     I'm at about the halfway point, give or take 55 pages of endnotes.  The more I read, the more Turing's habits of thought remind me of the more-direct thinkers I have known.  The annoying, crucial ability to see the essentials of a given situation while ignoring customary or merely ritual elements is a particular quirk of many engineers, scientists -- and programmers.

     The Alan Turing Internet Scrapbook provides a series of glimpses of a man who, more than most others, was a geek's geek, a nerd's nerd, brilliant, unconventional and confidently askew.  Not eccentricity for its own sake but an eccentricity that grew from a way of looking at and thinking about ideas and the world.  


Old NFO said...

Good precis of the book, and I was wondering if it was worth the money. Guess I can add it to the read list. Thanks!

SJ said...

I don't know how good or bad it will seem after a serious biography...

When I read Cryptonomicon by Neal Stephenson, I was surprised by the number of historical characters who were embedded into the fictional narrative. Including Alan Turing.
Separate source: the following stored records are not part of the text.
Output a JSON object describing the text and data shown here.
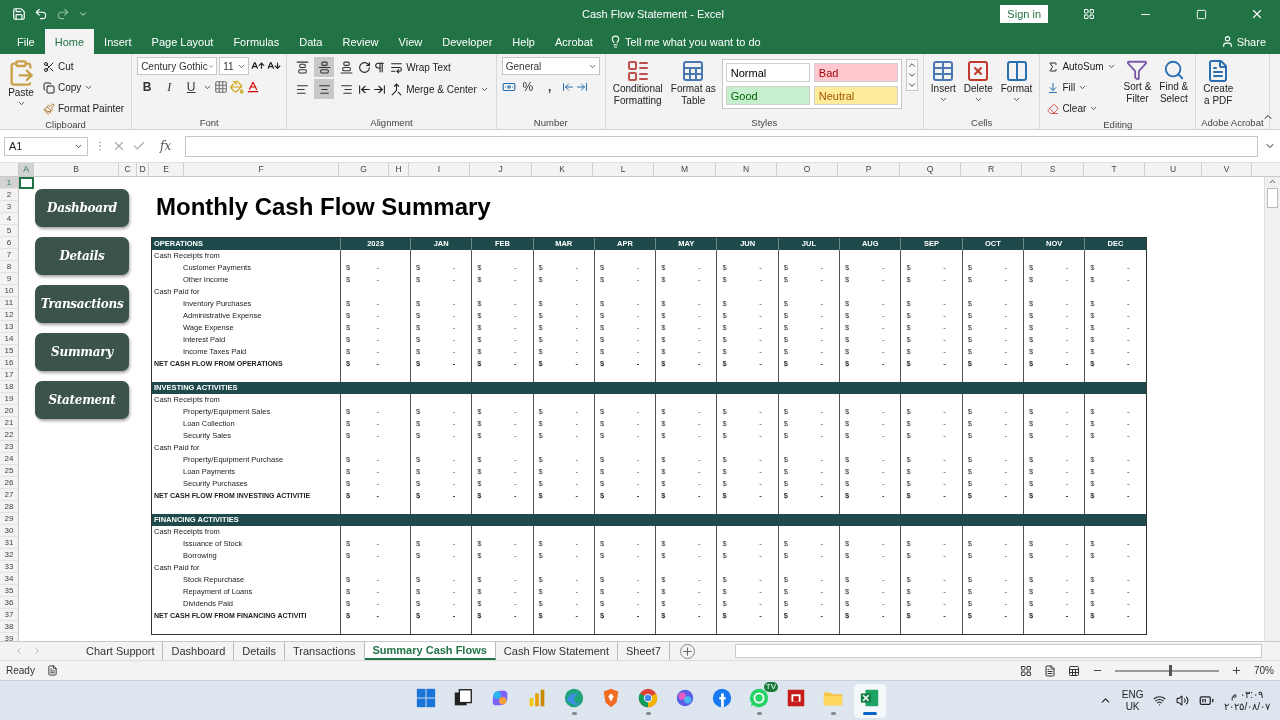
{
  "window": {
    "title": "Cash Flow Statement  -  Excel",
    "sign_in": "Sign in"
  },
  "ribbon_tabs": [
    {
      "label": "File",
      "selected": false
    },
    {
      "label": "Home",
      "selected": true
    },
    {
      "label": "Insert",
      "selected": false
    },
    {
      "label": "Page Layout",
      "selected": false
    },
    {
      "label": "Formulas",
      "selected": false
    },
    {
      "label": "Data",
      "selected": false
    },
    {
      "label": "Review",
      "selected": false
    },
    {
      "label": "View",
      "selected": false
    },
    {
      "label": "Developer",
      "selected": false
    },
    {
      "label": "Help",
      "selected": false
    },
    {
      "label": "Acrobat",
      "selected": false
    }
  ],
  "tell_me": "Tell me what you want to do",
  "share": "Share",
  "ribbon": {
    "clipboard": {
      "paste": "Paste",
      "cut": "Cut",
      "copy": "Copy",
      "format_painter": "Format Painter",
      "label": "Clipboard"
    },
    "font": {
      "name": "Century Gothic",
      "size": "11",
      "bold": "B",
      "italic": "I",
      "underline": "U",
      "label": "Font"
    },
    "alignment": {
      "vertical": [
        {
          "kind": "top",
          "selected": false
        },
        {
          "kind": "middle",
          "selected": true
        },
        {
          "kind": "bottom",
          "selected": false
        }
      ],
      "horizontal": [
        {
          "kind": "left",
          "selected": false
        },
        {
          "kind": "center",
          "selected": true
        },
        {
          "kind": "right",
          "selected": false
        }
      ],
      "wrap_text": "Wrap Text",
      "merge_center": "Merge & Center",
      "label": "Alignment"
    },
    "number": {
      "format": "General",
      "percent": "%",
      "comma": ",",
      "label": "Number"
    },
    "styles": {
      "conditional_formatting": [
        "Conditional",
        "Formatting"
      ],
      "format_as_table": [
        "Format as",
        "Table"
      ],
      "cell_styles": [
        {
          "label": "Normal",
          "kind": "normal",
          "color": "#ffffff"
        },
        {
          "label": "Bad",
          "kind": "bad",
          "color": "#ffc7ce"
        },
        {
          "label": "Good",
          "kind": "good",
          "color": "#c6efce"
        },
        {
          "label": "Neutral",
          "kind": "neutral",
          "color": "#ffeb9c"
        }
      ],
      "label": "Styles"
    },
    "cells": {
      "insert": "Insert",
      "delete": "Delete",
      "format": "Format",
      "label": "Cells"
    },
    "editing": {
      "autosum": "AutoSum",
      "fill": "Fill",
      "clear": "Clear",
      "sort_filter": [
        "Sort &",
        "Filter"
      ],
      "find_select": [
        "Find &",
        "Select"
      ],
      "label": "Editing"
    },
    "acrobat": {
      "create_pdf": [
        "Create",
        "a PDF"
      ],
      "label": "Adobe Acrobat"
    }
  },
  "formula_bar": {
    "name_box": "A1",
    "function_label": "fx"
  },
  "sheet": {
    "columns": [
      {
        "label": "A",
        "selected": true
      },
      {
        "label": "B",
        "selected": false
      },
      {
        "label": "C",
        "selected": false
      },
      {
        "label": "D",
        "selected": false
      },
      {
        "label": "E",
        "selected": false
      },
      {
        "label": "F",
        "selected": false
      },
      {
        "label": "G",
        "selected": false
      },
      {
        "label": "H",
        "selected": false
      },
      {
        "label": "I",
        "selected": false
      },
      {
        "label": "J",
        "selected": false
      },
      {
        "label": "K",
        "selected": false
      },
      {
        "label": "L",
        "selected": false
      },
      {
        "label": "M",
        "selected": false
      },
      {
        "label": "N",
        "selected": false
      },
      {
        "label": "O",
        "selected": false
      },
      {
        "label": "P",
        "selected": false
      },
      {
        "label": "Q",
        "selected": false
      },
      {
        "label": "R",
        "selected": false
      },
      {
        "label": "S",
        "selected": false
      },
      {
        "label": "T",
        "selected": false
      },
      {
        "label": "U",
        "selected": false
      },
      {
        "label": "V",
        "selected": false
      }
    ],
    "rows": [
      {
        "label": "1",
        "selected": true
      },
      {
        "label": "2",
        "selected": false
      },
      {
        "label": "3",
        "selected": false
      },
      {
        "label": "4",
        "selected": false
      },
      {
        "label": "5",
        "selected": false
      },
      {
        "label": "6",
        "selected": false
      },
      {
        "label": "7",
        "selected": false
      },
      {
        "label": "8",
        "selected": false
      },
      {
        "label": "9",
        "selected": false
      },
      {
        "label": "10",
        "selected": false
      },
      {
        "label": "11",
        "selected": false
      },
      {
        "label": "12",
        "selected": false
      },
      {
        "label": "13",
        "selected": false
      },
      {
        "label": "14",
        "selected": false
      },
      {
        "label": "15",
        "selected": false
      },
      {
        "label": "16",
        "selected": false
      },
      {
        "label": "17",
        "selected": false
      },
      {
        "label": "18",
        "selected": false
      },
      {
        "label": "19",
        "selected": false
      },
      {
        "label": "20",
        "selected": false
      },
      {
        "label": "21",
        "selected": false
      },
      {
        "label": "22",
        "selected": false
      },
      {
        "label": "23",
        "selected": false
      },
      {
        "label": "24",
        "selected": false
      },
      {
        "label": "25",
        "selected": false
      },
      {
        "label": "26",
        "selected": false
      },
      {
        "label": "27",
        "selected": false
      },
      {
        "label": "28",
        "selected": false
      },
      {
        "label": "29",
        "selected": false
      },
      {
        "label": "30",
        "selected": false
      },
      {
        "label": "31",
        "selected": false
      },
      {
        "label": "32",
        "selected": false
      },
      {
        "label": "33",
        "selected": false
      },
      {
        "label": "34",
        "selected": false
      },
      {
        "label": "35",
        "selected": false
      },
      {
        "label": "36",
        "selected": false
      },
      {
        "label": "37",
        "selected": false
      },
      {
        "label": "38",
        "selected": false
      },
      {
        "label": "39",
        "selected": false
      }
    ],
    "nav_buttons": [
      "Dashboard",
      "Details",
      "Transactions",
      "Summary",
      "Statement"
    ],
    "title": "Monthly Cash Flow Summary",
    "sections": [
      {
        "heading": "OPERATIONS",
        "column_labels": [
          "2023",
          "JAN",
          "FEB",
          "MAR",
          "APR",
          "MAY",
          "JUN",
          "JUL",
          "AUG",
          "SEP",
          "OCT",
          "NOV",
          "DEC"
        ],
        "rows": [
          {
            "kind": "group",
            "label": "Cash Receipts from"
          },
          {
            "kind": "item",
            "label": "Customer Payments",
            "cells": [
              [
                "$",
                "-"
              ],
              [
                "$",
                "-"
              ],
              [
                "$",
                "-"
              ],
              [
                "$",
                "-"
              ],
              [
                "$",
                "-"
              ],
              [
                "$",
                "-"
              ],
              [
                "$",
                "-"
              ],
              [
                "$",
                "-"
              ],
              [
                "$",
                "-"
              ],
              [
                "$",
                "-"
              ],
              [
                "$",
                "-"
              ],
              [
                "$",
                "-"
              ],
              [
                "$",
                "-"
              ]
            ]
          },
          {
            "kind": "item",
            "label": "Other Income",
            "cells": [
              [
                "$",
                "-"
              ],
              [
                "$",
                "-"
              ],
              [
                "$",
                "-"
              ],
              [
                "$",
                "-"
              ],
              [
                "$",
                "-"
              ],
              [
                "$",
                "-"
              ],
              [
                "$",
                "-"
              ],
              [
                "$",
                "-"
              ],
              [
                "$",
                "-"
              ],
              [
                "$",
                "-"
              ],
              [
                "$",
                "-"
              ],
              [
                "$",
                "-"
              ],
              [
                "$",
                "-"
              ]
            ]
          },
          {
            "kind": "group",
            "label": "Cash Paid for"
          },
          {
            "kind": "item",
            "label": "Inventory Purchases",
            "cells": [
              [
                "$",
                "-"
              ],
              [
                "$",
                "-"
              ],
              [
                "$",
                "-"
              ],
              [
                "$",
                "-"
              ],
              [
                "$",
                "-"
              ],
              [
                "$",
                "-"
              ],
              [
                "$",
                "-"
              ],
              [
                "$",
                "-"
              ],
              [
                "$",
                "-"
              ],
              [
                "$",
                "-"
              ],
              [
                "$",
                "-"
              ],
              [
                "$",
                "-"
              ],
              [
                "$",
                "-"
              ]
            ]
          },
          {
            "kind": "item",
            "label": "Administrative Expense",
            "cells": [
              [
                "$",
                "-"
              ],
              [
                "$",
                "-"
              ],
              [
                "$",
                "-"
              ],
              [
                "$",
                "-"
              ],
              [
                "$",
                "-"
              ],
              [
                "$",
                "-"
              ],
              [
                "$",
                "-"
              ],
              [
                "$",
                "-"
              ],
              [
                "$",
                "-"
              ],
              [
                "$",
                "-"
              ],
              [
                "$",
                "-"
              ],
              [
                "$",
                "-"
              ],
              [
                "$",
                "-"
              ]
            ]
          },
          {
            "kind": "item",
            "label": "Wage Expense",
            "cells": [
              [
                "$",
                "-"
              ],
              [
                "$",
                "-"
              ],
              [
                "$",
                "-"
              ],
              [
                "$",
                "-"
              ],
              [
                "$",
                "-"
              ],
              [
                "$",
                "-"
              ],
              [
                "$",
                "-"
              ],
              [
                "$",
                "-"
              ],
              [
                "$",
                "-"
              ],
              [
                "$",
                "-"
              ],
              [
                "$",
                "-"
              ],
              [
                "$",
                "-"
              ],
              [
                "$",
                "-"
              ]
            ]
          },
          {
            "kind": "item",
            "label": "Interest Paid",
            "cells": [
              [
                "$",
                "-"
              ],
              [
                "$",
                "-"
              ],
              [
                "$",
                "-"
              ],
              [
                "$",
                "-"
              ],
              [
                "$",
                "-"
              ],
              [
                "$",
                "-"
              ],
              [
                "$",
                "-"
              ],
              [
                "$",
                "-"
              ],
              [
                "$",
                "-"
              ],
              [
                "$",
                "-"
              ],
              [
                "$",
                "-"
              ],
              [
                "$",
                "-"
              ],
              [
                "$",
                "-"
              ]
            ]
          },
          {
            "kind": "item",
            "label": "Income Taxes Paid",
            "cells": [
              [
                "$",
                "-"
              ],
              [
                "$",
                "-"
              ],
              [
                "$",
                "-"
              ],
              [
                "$",
                "-"
              ],
              [
                "$",
                "-"
              ],
              [
                "$",
                "-"
              ],
              [
                "$",
                "-"
              ],
              [
                "$",
                "-"
              ],
              [
                "$",
                "-"
              ],
              [
                "$",
                "-"
              ],
              [
                "$",
                "-"
              ],
              [
                "$",
                "-"
              ],
              [
                "$",
                "-"
              ]
            ]
          },
          {
            "kind": "total",
            "label": "NET CASH FLOW FROM OPERATIONS",
            "cells": [
              [
                "$",
                "-"
              ],
              [
                "$",
                "-"
              ],
              [
                "$",
                "-"
              ],
              [
                "$",
                "-"
              ],
              [
                "$",
                "-"
              ],
              [
                "$",
                "-"
              ],
              [
                "$",
                "-"
              ],
              [
                "$",
                "-"
              ],
              [
                "$",
                "-"
              ],
              [
                "$",
                "-"
              ],
              [
                "$",
                "-"
              ],
              [
                "$",
                "-"
              ],
              [
                "$",
                "-"
              ]
            ]
          }
        ]
      },
      {
        "heading": "INVESTING ACTIVITIES",
        "rows": [
          {
            "kind": "group",
            "label": "Cash Receipts from"
          },
          {
            "kind": "item",
            "label": "Property/Equipment Sales",
            "cells": [
              [
                "$",
                "-"
              ],
              [
                "$",
                "-"
              ],
              [
                "$",
                "-"
              ],
              [
                "$",
                "-"
              ],
              [
                "$",
                "-"
              ],
              [
                "$",
                "-"
              ],
              [
                "$",
                "-"
              ],
              [
                "$",
                "-"
              ],
              [
                "$",
                "-"
              ],
              [
                "$",
                "-"
              ],
              [
                "$",
                "-"
              ],
              [
                "$",
                "-"
              ],
              [
                "$",
                "-"
              ]
            ]
          },
          {
            "kind": "item",
            "label": "Loan Collection",
            "cells": [
              [
                "$",
                "-"
              ],
              [
                "$",
                "-"
              ],
              [
                "$",
                "-"
              ],
              [
                "$",
                "-"
              ],
              [
                "$",
                "-"
              ],
              [
                "$",
                "-"
              ],
              [
                "$",
                "-"
              ],
              [
                "$",
                "-"
              ],
              [
                "$",
                "-"
              ],
              [
                "$",
                "-"
              ],
              [
                "$",
                "-"
              ],
              [
                "$",
                "-"
              ],
              [
                "$",
                "-"
              ]
            ]
          },
          {
            "kind": "item",
            "label": "Security Sales",
            "cells": [
              [
                "$",
                "-"
              ],
              [
                "$",
                "-"
              ],
              [
                "$",
                "-"
              ],
              [
                "$",
                "-"
              ],
              [
                "$",
                "-"
              ],
              [
                "$",
                "-"
              ],
              [
                "$",
                "-"
              ],
              [
                "$",
                "-"
              ],
              [
                "$",
                "-"
              ],
              [
                "$",
                "-"
              ],
              [
                "$",
                "-"
              ],
              [
                "$",
                "-"
              ],
              [
                "$",
                "-"
              ]
            ]
          },
          {
            "kind": "group",
            "label": "Cash Paid for"
          },
          {
            "kind": "item",
            "label": "Property/Equipment Purchase",
            "cells": [
              [
                "$",
                "-"
              ],
              [
                "$",
                "-"
              ],
              [
                "$",
                "-"
              ],
              [
                "$",
                "-"
              ],
              [
                "$",
                "-"
              ],
              [
                "$",
                "-"
              ],
              [
                "$",
                "-"
              ],
              [
                "$",
                "-"
              ],
              [
                "$",
                "-"
              ],
              [
                "$",
                "-"
              ],
              [
                "$",
                "-"
              ],
              [
                "$",
                "-"
              ],
              [
                "$",
                "-"
              ]
            ]
          },
          {
            "kind": "item",
            "label": "Loan Payments",
            "cells": [
              [
                "$",
                "-"
              ],
              [
                "$",
                "-"
              ],
              [
                "$",
                "-"
              ],
              [
                "$",
                "-"
              ],
              [
                "$",
                "-"
              ],
              [
                "$",
                "-"
              ],
              [
                "$",
                "-"
              ],
              [
                "$",
                "-"
              ],
              [
                "$",
                "-"
              ],
              [
                "$",
                "-"
              ],
              [
                "$",
                "-"
              ],
              [
                "$",
                "-"
              ],
              [
                "$",
                "-"
              ]
            ]
          },
          {
            "kind": "item",
            "label": "Security Purchases",
            "cells": [
              [
                "$",
                "-"
              ],
              [
                "$",
                "-"
              ],
              [
                "$",
                "-"
              ],
              [
                "$",
                "-"
              ],
              [
                "$",
                "-"
              ],
              [
                "$",
                "-"
              ],
              [
                "$",
                "-"
              ],
              [
                "$",
                "-"
              ],
              [
                "$",
                "-"
              ],
              [
                "$",
                "-"
              ],
              [
                "$",
                "-"
              ],
              [
                "$",
                "-"
              ],
              [
                "$",
                "-"
              ]
            ]
          },
          {
            "kind": "total",
            "label": "NET CASH FLOW FROM INVESTING ACTIVITIE",
            "cells": [
              [
                "$",
                "-"
              ],
              [
                "$",
                "-"
              ],
              [
                "$",
                "-"
              ],
              [
                "$",
                "-"
              ],
              [
                "$",
                "-"
              ],
              [
                "$",
                "-"
              ],
              [
                "$",
                "-"
              ],
              [
                "$",
                "-"
              ],
              [
                "$",
                "-"
              ],
              [
                "$",
                "-"
              ],
              [
                "$",
                "-"
              ],
              [
                "$",
                "-"
              ],
              [
                "$",
                "-"
              ]
            ]
          }
        ]
      },
      {
        "heading": "FINANCING ACTIVITIES",
        "rows": [
          {
            "kind": "group",
            "label": "Cash Receipts from"
          },
          {
            "kind": "item",
            "label": "Issuance of Stock",
            "cells": [
              [
                "$",
                "-"
              ],
              [
                "$",
                "-"
              ],
              [
                "$",
                "-"
              ],
              [
                "$",
                "-"
              ],
              [
                "$",
                "-"
              ],
              [
                "$",
                "-"
              ],
              [
                "$",
                "-"
              ],
              [
                "$",
                "-"
              ],
              [
                "$",
                "-"
              ],
              [
                "$",
                "-"
              ],
              [
                "$",
                "-"
              ],
              [
                "$",
                "-"
              ],
              [
                "$",
                "-"
              ]
            ]
          },
          {
            "kind": "item",
            "label": "Borrowing",
            "cells": [
              [
                "$",
                "-"
              ],
              [
                "$",
                "-"
              ],
              [
                "$",
                "-"
              ],
              [
                "$",
                "-"
              ],
              [
                "$",
                "-"
              ],
              [
                "$",
                "-"
              ],
              [
                "$",
                "-"
              ],
              [
                "$",
                "-"
              ],
              [
                "$",
                "-"
              ],
              [
                "$",
                "-"
              ],
              [
                "$",
                "-"
              ],
              [
                "$",
                "-"
              ],
              [
                "$",
                "-"
              ]
            ]
          },
          {
            "kind": "group",
            "label": "Cash Paid for"
          },
          {
            "kind": "item",
            "label": "Stock Repurchase",
            "cells": [
              [
                "$",
                "-"
              ],
              [
                "$",
                "-"
              ],
              [
                "$",
                "-"
              ],
              [
                "$",
                "-"
              ],
              [
                "$",
                "-"
              ],
              [
                "$",
                "-"
              ],
              [
                "$",
                "-"
              ],
              [
                "$",
                "-"
              ],
              [
                "$",
                "-"
              ],
              [
                "$",
                "-"
              ],
              [
                "$",
                "-"
              ],
              [
                "$",
                "-"
              ],
              [
                "$",
                "-"
              ]
            ]
          },
          {
            "kind": "item",
            "label": "Repayment of Loans",
            "cells": [
              [
                "$",
                "-"
              ],
              [
                "$",
                "-"
              ],
              [
                "$",
                "-"
              ],
              [
                "$",
                "-"
              ],
              [
                "$",
                "-"
              ],
              [
                "$",
                "-"
              ],
              [
                "$",
                "-"
              ],
              [
                "$",
                "-"
              ],
              [
                "$",
                "-"
              ],
              [
                "$",
                "-"
              ],
              [
                "$",
                "-"
              ],
              [
                "$",
                "-"
              ],
              [
                "$",
                "-"
              ]
            ]
          },
          {
            "kind": "item",
            "label": "Dividends Paid",
            "cells": [
              [
                "$",
                "-"
              ],
              [
                "$",
                "-"
              ],
              [
                "$",
                "-"
              ],
              [
                "$",
                "-"
              ],
              [
                "$",
                "-"
              ],
              [
                "$",
                "-"
              ],
              [
                "$",
                "-"
              ],
              [
                "$",
                "-"
              ],
              [
                "$",
                "-"
              ],
              [
                "$",
                "-"
              ],
              [
                "$",
                "-"
              ],
              [
                "$",
                "-"
              ],
              [
                "$",
                "-"
              ]
            ]
          },
          {
            "kind": "total",
            "label": "NET CASH FLOW FROM FINANCING ACTIVITI",
            "cells": [
              [
                "$",
                "-"
              ],
              [
                "$",
                "-"
              ],
              [
                "$",
                "-"
              ],
              [
                "$",
                "-"
              ],
              [
                "$",
                "-"
              ],
              [
                "$",
                "-"
              ],
              [
                "$",
                "-"
              ],
              [
                "$",
                "-"
              ],
              [
                "$",
                "-"
              ],
              [
                "$",
                "-"
              ],
              [
                "$",
                "-"
              ],
              [
                "$",
                "-"
              ],
              [
                "$",
                "-"
              ]
            ]
          }
        ]
      }
    ]
  },
  "sheet_tabs": [
    {
      "label": "Chart Support",
      "selected": false
    },
    {
      "label": "Dashboard",
      "selected": false
    },
    {
      "label": "Details",
      "selected": false
    },
    {
      "label": "Transactions",
      "selected": false
    },
    {
      "label": "Summary Cash Flows",
      "selected": true
    },
    {
      "label": "Cash Flow Statement",
      "selected": false
    },
    {
      "label": "Sheet7",
      "selected": false
    }
  ],
  "status_bar": {
    "status": "Ready",
    "zoom": "70%",
    "zoom_slider": {
      "level": 0.52
    }
  },
  "taskbar": {
    "apps": [
      {
        "kind": "start",
        "running": false,
        "selected": false
      },
      {
        "kind": "taskview",
        "running": false,
        "selected": false
      },
      {
        "kind": "copilot",
        "running": false,
        "selected": false
      },
      {
        "kind": "chart",
        "running": false,
        "selected": false
      },
      {
        "kind": "edge",
        "running": true,
        "selected": false
      },
      {
        "kind": "brave",
        "running": false,
        "selected": false
      },
      {
        "kind": "chrome",
        "running": true,
        "selected": false
      },
      {
        "kind": "sparkle",
        "running": false,
        "selected": false
      },
      {
        "kind": "facebook",
        "running": false,
        "selected": false
      },
      {
        "kind": "whatsapp",
        "running": true,
        "selected": false,
        "badge": "TV"
      },
      {
        "kind": "mail",
        "running": false,
        "selected": false
      },
      {
        "kind": "folder",
        "running": true,
        "selected": false
      },
      {
        "kind": "excel",
        "running": true,
        "selected": true
      }
    ],
    "language": [
      "ENG",
      "UK"
    ],
    "time": "٠٣:٠٩ م",
    "date": "٢٠٢٥/٠٨/٠٧"
  }
}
The book was full of strange events, madcap adventures, the occasional lecture about cryptography, and hidden treasure. (Including a scene where Turing hides some of his personal stash of silver...which may have been loosely based on a real story.)

I might have to add the biography by Hodges to my "biographies to read" list.